Data records below:

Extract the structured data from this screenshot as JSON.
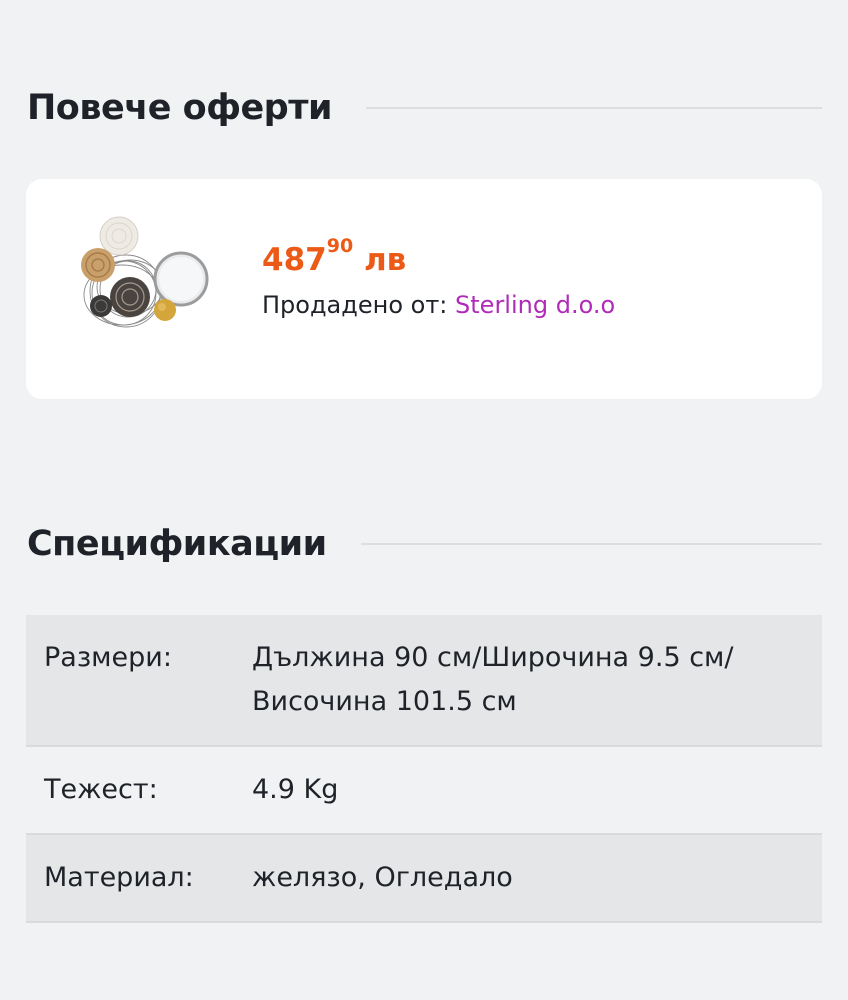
{
  "offers": {
    "title": "Повече оферти",
    "card": {
      "price_main": "487",
      "price_cents": "90",
      "price_currency": "лв",
      "seller_label": "Продадено от:",
      "seller_name": "Sterling d.o.o",
      "thumbnail": "wall-mirror-decor-image"
    }
  },
  "specs": {
    "title": "Спецификации",
    "rows": [
      {
        "key": "Размери:",
        "value": "Дължина 90 см/Широчина 9.5 см/ Височина 101.5 см"
      },
      {
        "key": "Тежест:",
        "value": "4.9 Kg"
      },
      {
        "key": "Материал:",
        "value": "желязо, Огледало"
      }
    ]
  },
  "colors": {
    "background": "#f1f2f3",
    "price": "#eb5a16",
    "seller_link": "#b02cb8",
    "row_shaded": "#e5e6e8"
  }
}
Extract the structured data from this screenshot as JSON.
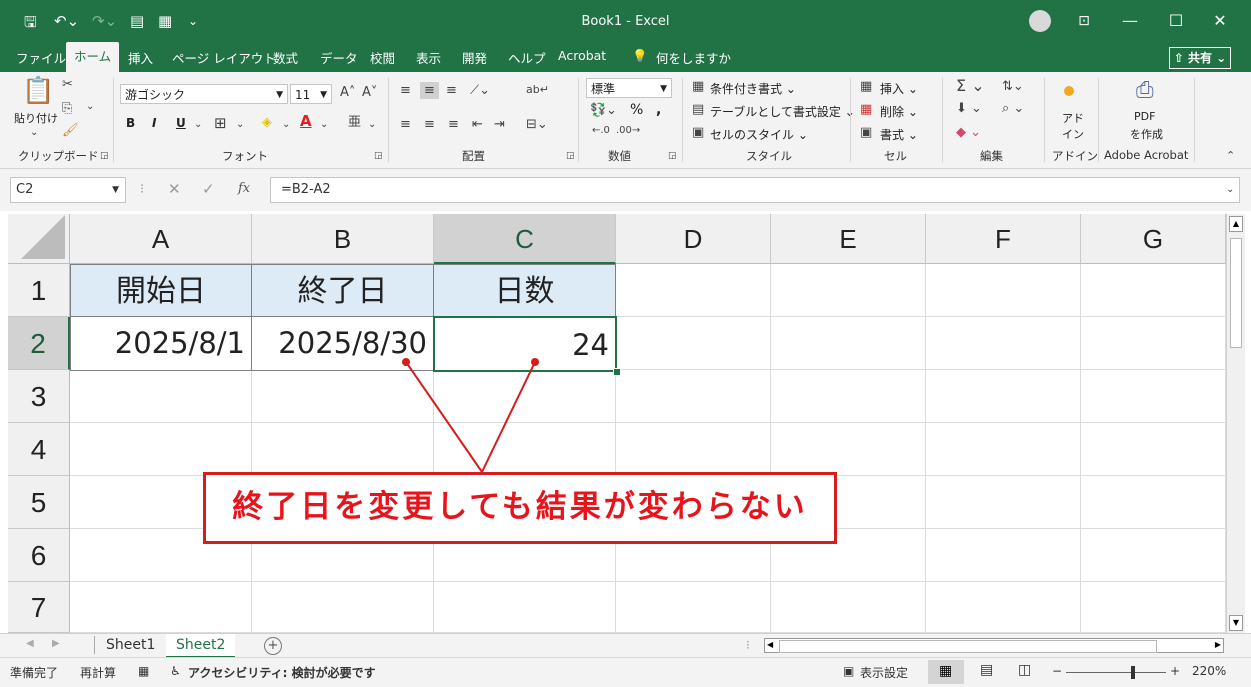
{
  "window": {
    "title": "Book1  -  Excel",
    "minimize": "—",
    "maximize": "☐",
    "close": "✕"
  },
  "ribbon_tabs": [
    "ファイル",
    "ホーム",
    "挿入",
    "ページ レイアウト",
    "数式",
    "データ",
    "校閲",
    "表示",
    "開発",
    "ヘルプ",
    "Acrobat"
  ],
  "tell_me": "何をしますか",
  "share_label": "共有",
  "clipboard": {
    "paste_label": "貼り付け",
    "group_label": "クリップボード"
  },
  "font": {
    "name": "游ゴシック",
    "size": "11",
    "group_label": "フォント",
    "bold": "B",
    "italic": "I",
    "underline": "U"
  },
  "alignment": {
    "group_label": "配置"
  },
  "number": {
    "format": "標準",
    "percent": "%",
    "comma": ",",
    "group_label": "数値"
  },
  "styles": {
    "conditional": "条件付き書式",
    "table": "テーブルとして書式設定",
    "cell_styles": "セルのスタイル",
    "group_label": "スタイル"
  },
  "cells": {
    "insert": "挿入",
    "delete": "削除",
    "format": "書式",
    "group_label": "セル"
  },
  "editing": {
    "group_label": "編集"
  },
  "addins": {
    "label_line1": "アド",
    "label_line2": "イン",
    "group_label": "アドイン"
  },
  "acrobat": {
    "label_line1": "PDF",
    "label_line2": "を作成",
    "group_label": "Adobe Acrobat"
  },
  "formula_bar": {
    "name_box": "C2",
    "formula": "=B2-A2",
    "fx": "fx"
  },
  "columns": [
    "A",
    "B",
    "C",
    "D",
    "E",
    "F",
    "G"
  ],
  "rows": [
    "1",
    "2",
    "3",
    "4",
    "5",
    "6",
    "7"
  ],
  "sheet": {
    "A1": "開始日",
    "B1": "終了日",
    "C1": "日数",
    "A2": "2025/8/1",
    "B2": "2025/8/30",
    "C2": "24"
  },
  "sheet_tabs": [
    "Sheet1",
    "Sheet2"
  ],
  "add_sheet": "+",
  "status": {
    "ready": "準備完了",
    "recalc": "再計算",
    "accessibility": "アクセシビリティ: 検討が必要です",
    "display_settings": "表示設定",
    "zoom": "220%",
    "zoom_minus": "−",
    "zoom_plus": "+"
  },
  "callout": {
    "text": "終了日を変更しても結果が変わらない",
    "color": "#e8141c"
  },
  "colors": {
    "accent": "#217346",
    "header_fill": "#ddebf7"
  }
}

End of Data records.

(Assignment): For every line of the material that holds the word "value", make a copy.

(Reply):
        "value": "Дължина 90 см/Широчина 9.5 см/ Височина 101.5 см"
        "value": "4.9 Kg"
        "value": "желязо, Огледало"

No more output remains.